In addition, there is the isolated language Minkin , about which too little material is available to be able to conclusively judge whether it belongs to one of the groups Yiwaidjan or Tankic.
The Australian Bureau of Statistics summarizes the languages in the following groups:
- Arnhem Land and Daly River Region Languages
- Yolngu Matha
- Cape York Peninsula Languages
- Torres Strait Island Languages
- Northern Desert Fringe Area Languages
- Western Desert Language
- Kimberley Area Languages
- Other Australian Indigenous Languages
- Claire Bowern, Harold Koch (Eds.): Australian Languages.
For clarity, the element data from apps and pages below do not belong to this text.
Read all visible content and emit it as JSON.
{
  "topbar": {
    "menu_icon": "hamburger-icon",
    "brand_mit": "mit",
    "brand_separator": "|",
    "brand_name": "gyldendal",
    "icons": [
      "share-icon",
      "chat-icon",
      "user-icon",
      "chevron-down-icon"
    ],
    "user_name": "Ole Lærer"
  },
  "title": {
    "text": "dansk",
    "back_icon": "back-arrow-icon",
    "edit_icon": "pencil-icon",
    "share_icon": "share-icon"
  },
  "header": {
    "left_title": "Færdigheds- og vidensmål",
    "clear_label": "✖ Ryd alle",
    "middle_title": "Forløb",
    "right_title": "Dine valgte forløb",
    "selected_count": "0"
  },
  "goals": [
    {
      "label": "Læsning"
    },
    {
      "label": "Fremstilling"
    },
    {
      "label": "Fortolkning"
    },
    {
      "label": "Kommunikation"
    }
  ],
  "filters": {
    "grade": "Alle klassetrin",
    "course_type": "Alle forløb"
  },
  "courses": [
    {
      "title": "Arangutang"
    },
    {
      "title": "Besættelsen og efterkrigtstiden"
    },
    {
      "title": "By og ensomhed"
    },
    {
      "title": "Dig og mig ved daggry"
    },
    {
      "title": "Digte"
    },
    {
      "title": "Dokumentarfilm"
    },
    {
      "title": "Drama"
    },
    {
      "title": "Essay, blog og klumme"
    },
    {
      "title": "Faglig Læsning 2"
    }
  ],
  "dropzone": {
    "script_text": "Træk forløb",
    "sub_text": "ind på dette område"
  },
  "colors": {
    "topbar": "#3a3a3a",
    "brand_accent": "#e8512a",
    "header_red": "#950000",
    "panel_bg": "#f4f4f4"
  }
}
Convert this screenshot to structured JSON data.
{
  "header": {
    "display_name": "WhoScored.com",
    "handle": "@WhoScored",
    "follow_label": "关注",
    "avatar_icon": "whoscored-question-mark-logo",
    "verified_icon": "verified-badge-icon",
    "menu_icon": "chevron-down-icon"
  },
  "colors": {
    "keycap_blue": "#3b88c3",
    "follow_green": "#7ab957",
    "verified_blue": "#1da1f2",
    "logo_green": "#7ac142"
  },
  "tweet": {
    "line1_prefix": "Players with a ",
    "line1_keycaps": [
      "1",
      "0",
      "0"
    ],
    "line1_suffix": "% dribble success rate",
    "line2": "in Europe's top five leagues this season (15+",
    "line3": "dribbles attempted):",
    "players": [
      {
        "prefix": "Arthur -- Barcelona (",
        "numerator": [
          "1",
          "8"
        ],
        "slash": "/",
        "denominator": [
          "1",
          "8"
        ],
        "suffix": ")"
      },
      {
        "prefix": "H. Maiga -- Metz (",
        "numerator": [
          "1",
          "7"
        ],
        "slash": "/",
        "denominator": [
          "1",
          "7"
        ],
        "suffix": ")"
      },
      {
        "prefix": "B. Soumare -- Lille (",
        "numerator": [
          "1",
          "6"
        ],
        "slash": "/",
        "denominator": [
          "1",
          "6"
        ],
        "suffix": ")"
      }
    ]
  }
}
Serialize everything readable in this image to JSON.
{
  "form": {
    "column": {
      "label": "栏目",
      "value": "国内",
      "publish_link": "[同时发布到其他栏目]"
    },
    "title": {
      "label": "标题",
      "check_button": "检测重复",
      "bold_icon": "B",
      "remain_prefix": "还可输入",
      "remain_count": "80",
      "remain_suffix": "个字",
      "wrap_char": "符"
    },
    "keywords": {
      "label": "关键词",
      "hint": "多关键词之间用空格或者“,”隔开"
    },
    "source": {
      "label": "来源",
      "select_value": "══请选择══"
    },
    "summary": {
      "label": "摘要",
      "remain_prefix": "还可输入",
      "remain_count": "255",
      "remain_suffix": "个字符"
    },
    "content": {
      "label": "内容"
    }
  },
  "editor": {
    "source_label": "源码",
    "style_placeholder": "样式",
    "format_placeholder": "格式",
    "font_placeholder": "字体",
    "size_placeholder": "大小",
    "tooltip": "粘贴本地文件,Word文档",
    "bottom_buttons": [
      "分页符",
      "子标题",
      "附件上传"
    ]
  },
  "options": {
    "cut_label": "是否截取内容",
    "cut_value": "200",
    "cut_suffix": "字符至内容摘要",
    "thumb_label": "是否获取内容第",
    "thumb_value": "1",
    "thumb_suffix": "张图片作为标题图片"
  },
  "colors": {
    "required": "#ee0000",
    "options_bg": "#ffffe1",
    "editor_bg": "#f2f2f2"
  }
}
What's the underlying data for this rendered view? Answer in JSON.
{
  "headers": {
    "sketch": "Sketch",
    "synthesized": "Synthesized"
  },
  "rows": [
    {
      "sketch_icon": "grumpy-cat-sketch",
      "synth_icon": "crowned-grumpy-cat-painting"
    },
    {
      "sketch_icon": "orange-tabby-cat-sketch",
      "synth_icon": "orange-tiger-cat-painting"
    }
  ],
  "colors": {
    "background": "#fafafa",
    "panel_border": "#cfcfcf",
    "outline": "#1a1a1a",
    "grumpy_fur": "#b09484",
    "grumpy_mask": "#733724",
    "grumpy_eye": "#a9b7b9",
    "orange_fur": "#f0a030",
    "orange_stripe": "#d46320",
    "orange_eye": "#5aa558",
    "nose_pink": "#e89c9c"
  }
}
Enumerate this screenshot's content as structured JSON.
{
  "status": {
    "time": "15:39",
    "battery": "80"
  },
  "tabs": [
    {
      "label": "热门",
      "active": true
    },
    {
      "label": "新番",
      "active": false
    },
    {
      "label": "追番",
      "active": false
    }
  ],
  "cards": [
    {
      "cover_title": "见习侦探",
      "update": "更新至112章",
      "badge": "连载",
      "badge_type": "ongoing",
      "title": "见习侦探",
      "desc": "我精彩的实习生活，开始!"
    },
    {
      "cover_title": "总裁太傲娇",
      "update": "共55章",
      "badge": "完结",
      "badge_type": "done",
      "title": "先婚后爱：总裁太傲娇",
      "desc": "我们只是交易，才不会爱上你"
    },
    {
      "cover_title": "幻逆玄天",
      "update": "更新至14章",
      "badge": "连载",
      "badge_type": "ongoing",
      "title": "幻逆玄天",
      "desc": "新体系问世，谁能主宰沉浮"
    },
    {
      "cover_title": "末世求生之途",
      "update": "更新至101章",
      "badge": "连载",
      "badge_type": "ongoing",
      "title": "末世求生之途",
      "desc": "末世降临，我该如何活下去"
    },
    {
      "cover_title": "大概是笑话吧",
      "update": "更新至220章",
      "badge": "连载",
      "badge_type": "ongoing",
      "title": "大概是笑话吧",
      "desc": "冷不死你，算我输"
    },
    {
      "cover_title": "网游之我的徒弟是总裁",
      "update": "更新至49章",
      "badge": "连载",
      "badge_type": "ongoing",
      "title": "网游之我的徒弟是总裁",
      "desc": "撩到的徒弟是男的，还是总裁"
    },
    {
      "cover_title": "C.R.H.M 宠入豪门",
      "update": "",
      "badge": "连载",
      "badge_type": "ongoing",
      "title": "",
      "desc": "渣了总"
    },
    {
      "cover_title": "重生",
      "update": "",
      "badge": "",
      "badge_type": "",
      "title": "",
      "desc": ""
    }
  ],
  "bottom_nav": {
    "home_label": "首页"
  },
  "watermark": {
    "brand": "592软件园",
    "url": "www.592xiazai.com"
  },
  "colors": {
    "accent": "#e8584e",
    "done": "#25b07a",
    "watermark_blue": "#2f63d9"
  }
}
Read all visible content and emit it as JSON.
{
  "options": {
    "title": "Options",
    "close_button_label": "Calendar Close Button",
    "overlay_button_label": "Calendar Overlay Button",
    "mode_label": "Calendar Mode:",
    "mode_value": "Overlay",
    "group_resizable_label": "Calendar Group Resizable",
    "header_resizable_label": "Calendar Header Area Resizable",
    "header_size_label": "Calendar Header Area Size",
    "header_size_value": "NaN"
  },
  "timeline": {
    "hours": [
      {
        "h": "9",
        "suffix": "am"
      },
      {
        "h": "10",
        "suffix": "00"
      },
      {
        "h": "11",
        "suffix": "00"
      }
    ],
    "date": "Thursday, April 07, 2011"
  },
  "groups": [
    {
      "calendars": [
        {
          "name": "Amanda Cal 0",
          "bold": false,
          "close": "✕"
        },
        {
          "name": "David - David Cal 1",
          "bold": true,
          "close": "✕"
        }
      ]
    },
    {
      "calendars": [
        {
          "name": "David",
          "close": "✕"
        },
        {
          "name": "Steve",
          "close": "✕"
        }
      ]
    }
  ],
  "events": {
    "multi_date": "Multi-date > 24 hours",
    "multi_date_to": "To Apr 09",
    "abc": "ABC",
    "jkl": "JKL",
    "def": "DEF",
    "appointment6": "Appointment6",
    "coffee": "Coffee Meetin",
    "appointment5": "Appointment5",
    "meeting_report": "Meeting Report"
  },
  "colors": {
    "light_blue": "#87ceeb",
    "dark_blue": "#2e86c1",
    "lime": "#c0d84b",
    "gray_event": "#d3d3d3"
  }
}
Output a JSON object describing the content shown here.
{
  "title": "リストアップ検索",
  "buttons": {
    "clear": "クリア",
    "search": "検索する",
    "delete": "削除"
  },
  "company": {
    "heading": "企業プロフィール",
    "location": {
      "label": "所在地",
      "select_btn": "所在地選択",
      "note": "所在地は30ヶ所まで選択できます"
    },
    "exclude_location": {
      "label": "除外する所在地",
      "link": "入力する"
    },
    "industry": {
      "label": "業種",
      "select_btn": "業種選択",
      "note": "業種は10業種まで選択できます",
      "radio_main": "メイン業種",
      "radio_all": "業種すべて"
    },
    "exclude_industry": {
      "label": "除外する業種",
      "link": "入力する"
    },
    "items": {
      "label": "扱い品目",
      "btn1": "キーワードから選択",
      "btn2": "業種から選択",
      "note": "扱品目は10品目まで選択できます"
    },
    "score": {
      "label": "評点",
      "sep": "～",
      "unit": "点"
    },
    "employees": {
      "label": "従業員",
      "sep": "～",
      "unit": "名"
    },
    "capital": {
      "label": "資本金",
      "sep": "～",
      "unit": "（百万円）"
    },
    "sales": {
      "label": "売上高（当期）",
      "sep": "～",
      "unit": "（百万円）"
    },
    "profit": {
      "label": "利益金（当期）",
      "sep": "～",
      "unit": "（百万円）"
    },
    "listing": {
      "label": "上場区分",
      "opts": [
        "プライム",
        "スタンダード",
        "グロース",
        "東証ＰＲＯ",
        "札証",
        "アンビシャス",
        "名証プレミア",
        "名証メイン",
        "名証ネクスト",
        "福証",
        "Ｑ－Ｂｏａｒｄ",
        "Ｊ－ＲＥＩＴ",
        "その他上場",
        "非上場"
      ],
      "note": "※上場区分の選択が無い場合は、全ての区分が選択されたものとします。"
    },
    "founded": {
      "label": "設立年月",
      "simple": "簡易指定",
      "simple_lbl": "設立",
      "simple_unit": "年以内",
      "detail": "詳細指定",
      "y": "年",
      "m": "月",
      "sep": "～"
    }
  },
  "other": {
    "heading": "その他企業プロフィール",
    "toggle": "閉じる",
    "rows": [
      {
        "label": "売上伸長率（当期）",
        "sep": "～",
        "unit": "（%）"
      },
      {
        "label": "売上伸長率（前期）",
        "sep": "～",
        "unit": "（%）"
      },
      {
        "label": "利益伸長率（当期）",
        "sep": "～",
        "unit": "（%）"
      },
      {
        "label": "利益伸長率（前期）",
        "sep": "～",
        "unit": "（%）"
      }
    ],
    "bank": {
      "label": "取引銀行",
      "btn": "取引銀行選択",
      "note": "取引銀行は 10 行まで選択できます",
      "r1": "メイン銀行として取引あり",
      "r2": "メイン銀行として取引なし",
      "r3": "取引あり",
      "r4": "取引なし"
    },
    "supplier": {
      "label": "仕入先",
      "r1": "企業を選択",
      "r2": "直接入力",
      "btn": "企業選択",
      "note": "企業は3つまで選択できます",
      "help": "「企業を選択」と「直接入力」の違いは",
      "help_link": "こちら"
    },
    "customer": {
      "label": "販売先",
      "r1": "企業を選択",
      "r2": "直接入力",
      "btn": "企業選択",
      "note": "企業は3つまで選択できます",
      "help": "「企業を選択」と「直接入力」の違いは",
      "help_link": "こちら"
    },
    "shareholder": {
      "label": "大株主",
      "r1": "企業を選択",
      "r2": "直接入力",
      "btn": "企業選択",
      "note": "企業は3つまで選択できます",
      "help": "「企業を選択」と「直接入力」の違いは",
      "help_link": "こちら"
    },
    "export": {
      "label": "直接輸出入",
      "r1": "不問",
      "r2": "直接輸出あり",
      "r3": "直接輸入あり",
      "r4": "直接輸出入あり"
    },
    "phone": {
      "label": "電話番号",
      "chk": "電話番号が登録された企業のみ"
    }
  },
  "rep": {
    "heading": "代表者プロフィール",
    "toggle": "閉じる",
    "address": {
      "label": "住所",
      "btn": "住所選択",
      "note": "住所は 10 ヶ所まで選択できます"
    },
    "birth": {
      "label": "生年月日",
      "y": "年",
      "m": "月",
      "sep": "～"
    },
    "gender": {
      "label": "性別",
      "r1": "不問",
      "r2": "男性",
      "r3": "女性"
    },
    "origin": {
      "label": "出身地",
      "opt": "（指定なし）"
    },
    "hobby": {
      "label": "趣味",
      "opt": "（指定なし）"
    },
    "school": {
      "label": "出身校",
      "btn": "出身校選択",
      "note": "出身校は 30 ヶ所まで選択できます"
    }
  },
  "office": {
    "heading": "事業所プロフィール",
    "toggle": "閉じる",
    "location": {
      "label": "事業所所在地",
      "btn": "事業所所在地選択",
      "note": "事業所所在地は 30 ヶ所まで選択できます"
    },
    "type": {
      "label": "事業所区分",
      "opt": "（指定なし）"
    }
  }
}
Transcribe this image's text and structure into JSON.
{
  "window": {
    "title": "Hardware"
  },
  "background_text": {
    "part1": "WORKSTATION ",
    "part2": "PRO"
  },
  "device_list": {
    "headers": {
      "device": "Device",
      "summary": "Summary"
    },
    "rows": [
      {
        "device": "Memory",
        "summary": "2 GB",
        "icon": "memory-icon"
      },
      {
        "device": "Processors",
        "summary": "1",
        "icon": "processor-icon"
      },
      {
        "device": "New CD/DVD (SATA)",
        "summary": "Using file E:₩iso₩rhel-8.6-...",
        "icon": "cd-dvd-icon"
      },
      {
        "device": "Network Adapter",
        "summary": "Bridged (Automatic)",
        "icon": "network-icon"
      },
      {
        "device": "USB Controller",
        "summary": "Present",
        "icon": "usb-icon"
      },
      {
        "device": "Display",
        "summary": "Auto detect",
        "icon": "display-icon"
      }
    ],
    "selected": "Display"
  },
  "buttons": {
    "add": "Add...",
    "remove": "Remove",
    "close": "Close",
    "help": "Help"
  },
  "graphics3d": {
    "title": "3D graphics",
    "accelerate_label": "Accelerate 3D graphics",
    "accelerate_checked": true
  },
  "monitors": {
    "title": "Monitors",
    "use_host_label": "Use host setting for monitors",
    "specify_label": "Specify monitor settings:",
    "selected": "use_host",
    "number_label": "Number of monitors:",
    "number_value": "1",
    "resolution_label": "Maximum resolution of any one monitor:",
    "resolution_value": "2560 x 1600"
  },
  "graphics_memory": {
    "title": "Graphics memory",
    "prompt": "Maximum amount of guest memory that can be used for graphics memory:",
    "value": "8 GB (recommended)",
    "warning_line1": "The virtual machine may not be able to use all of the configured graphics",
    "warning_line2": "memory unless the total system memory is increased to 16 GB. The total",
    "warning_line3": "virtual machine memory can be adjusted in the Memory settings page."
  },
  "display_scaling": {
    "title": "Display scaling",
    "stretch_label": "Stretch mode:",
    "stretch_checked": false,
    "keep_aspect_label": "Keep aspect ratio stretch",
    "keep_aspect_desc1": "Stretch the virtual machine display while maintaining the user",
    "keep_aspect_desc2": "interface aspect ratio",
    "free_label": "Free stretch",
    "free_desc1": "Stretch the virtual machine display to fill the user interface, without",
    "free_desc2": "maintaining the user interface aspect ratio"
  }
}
Classification and the Comparative Method ; Amsterdam: John Benjamin Publishing Co., 2004, ISBN 1-58811-512-7
- Arthur Capell: A new approach to Australian linguistics ; Sydney: University of Sydney, 1956.
- RMW Dixon: The Languages of Australia ; Cambridge University Press, 1980, ISBN 0-521-22329-6
- RMW Dixon: Australian Languages. Their Nature and Development ; Cambridge University Press, 2002, ISBN 0-521-47378-0
- Nicholas Evans (Ed.): The Non-Pama-Nyungan Languages of Northern Australia ; Canberra: Pacific Linguistics, 2003, ISBN 0-85883-538-X
- Nicholas Evans, Patrick McConvell (Eds.): Archeology and Linguistics: Aboriginal Australia in global perspective ; Oxford University Press 1997, ISBN 0-19-550670-7
- Geoffrey O'Grady, Stephen A. Wurm, Kenneth Hale: Australian Language Families ; Victoria University, British Columbia 1966.
- Ernst Kausen: The language families of the world. Part 2: Africa - Indo-Pacific - Australia - America. Buske, Hamburg 2014, ISBN 978-3-87548-656-8 . (Chapter 10)
- John Lynch: Pacific Languages. An Introduction ; Honolulu: University of Hawaii Press, 1998, ISBN 0-8248-1898-9
- Ernst Kausen: Australian Languages (Classification of Australian Languages; DOC; 127 kB)
- Aboriginal Languages of Australia (English)
- Australian language card (English and French)
Patrick & Nicholas Thieberger. State of Indigenous Languages in Australia. ( Memento of April 13, 2013 in the Internet Archive ) McConvell, (English, PDF; 1.02 MB)
- Online dictionaries and related sources - 1995 data
- Aboriginal Studies Electronic Data Archive (ASEDA) ( Memento from April 6, 2012 in the Internet Archive )
- WELCOME TO WESTERN ARANDA COUNTRY ( Memento from December 31, 2014 in the Internet Archive ) as an example for this language
- Patrick McConvell and Nicholas Thieberger State of Indigenous Languages in Australia ( Memento from July 19, 2008 in the Internet Archive ) (English; PDF; 1.1 MB)
- ABS Australian Standard Classification of Languages page 22 (PDF; 1.8 MB)
- State of Indigenous Languages in Australia ( Memento of April 13, 2013 in the Internet Archive ) (English; PDF; 1.1 MB)
- Tasaku Tsunoda: Language endangerment and Language Revitalization . Mouton de Gruyter, Berlin / New York 2005, p. 21.
- Geoffrey O'Grady, Stephen A. Wurm, Kenneth Hale: Australian Language Families. Victoria University, British Columbia 1966.
- Ray Tobler, Adam Rohrlach, Julien Soubrier, Pere Bover, Bastien Llamas, Jonathan Tuke, Nigel Bean, Ali Abdullah-Highfold, Shane Agius, Amy O'Donoghue, Isabel O'Loughlin, Peter Sutton, Fran Zilio, Keryn Walshe, Alan N. Williams, Chris SM Turney, Matthew Williams, Stephen M. Richards, Robert J. Mitchell, Emma Kowal, John R. Stephen, Lesley Williams, Wolfgang Haak, Alan Cooper: Aboriginal mitogenomes reveal 50,000 years of regionalism in Australia. Nature 544, 180-184 (April 13, 2017) doi : 10.1038 / nature21416
- Aboriginal hair shows 50,000 years connection to country, March 9, 2017, adelaide.edu.au 
- Aboriginal people: 50,000 years of "homeland" DNA analysis confirms the unique attachment of the Australian aborigines to their land. March 8, 2017, www.shh.mpg.de 
- Echoes of an ancient time in Australia. March 14, 2017 pangea.unsw.edu.au 
- ABS Australian Standard Classification of Languages page 29 (PDF; 1.8 MB)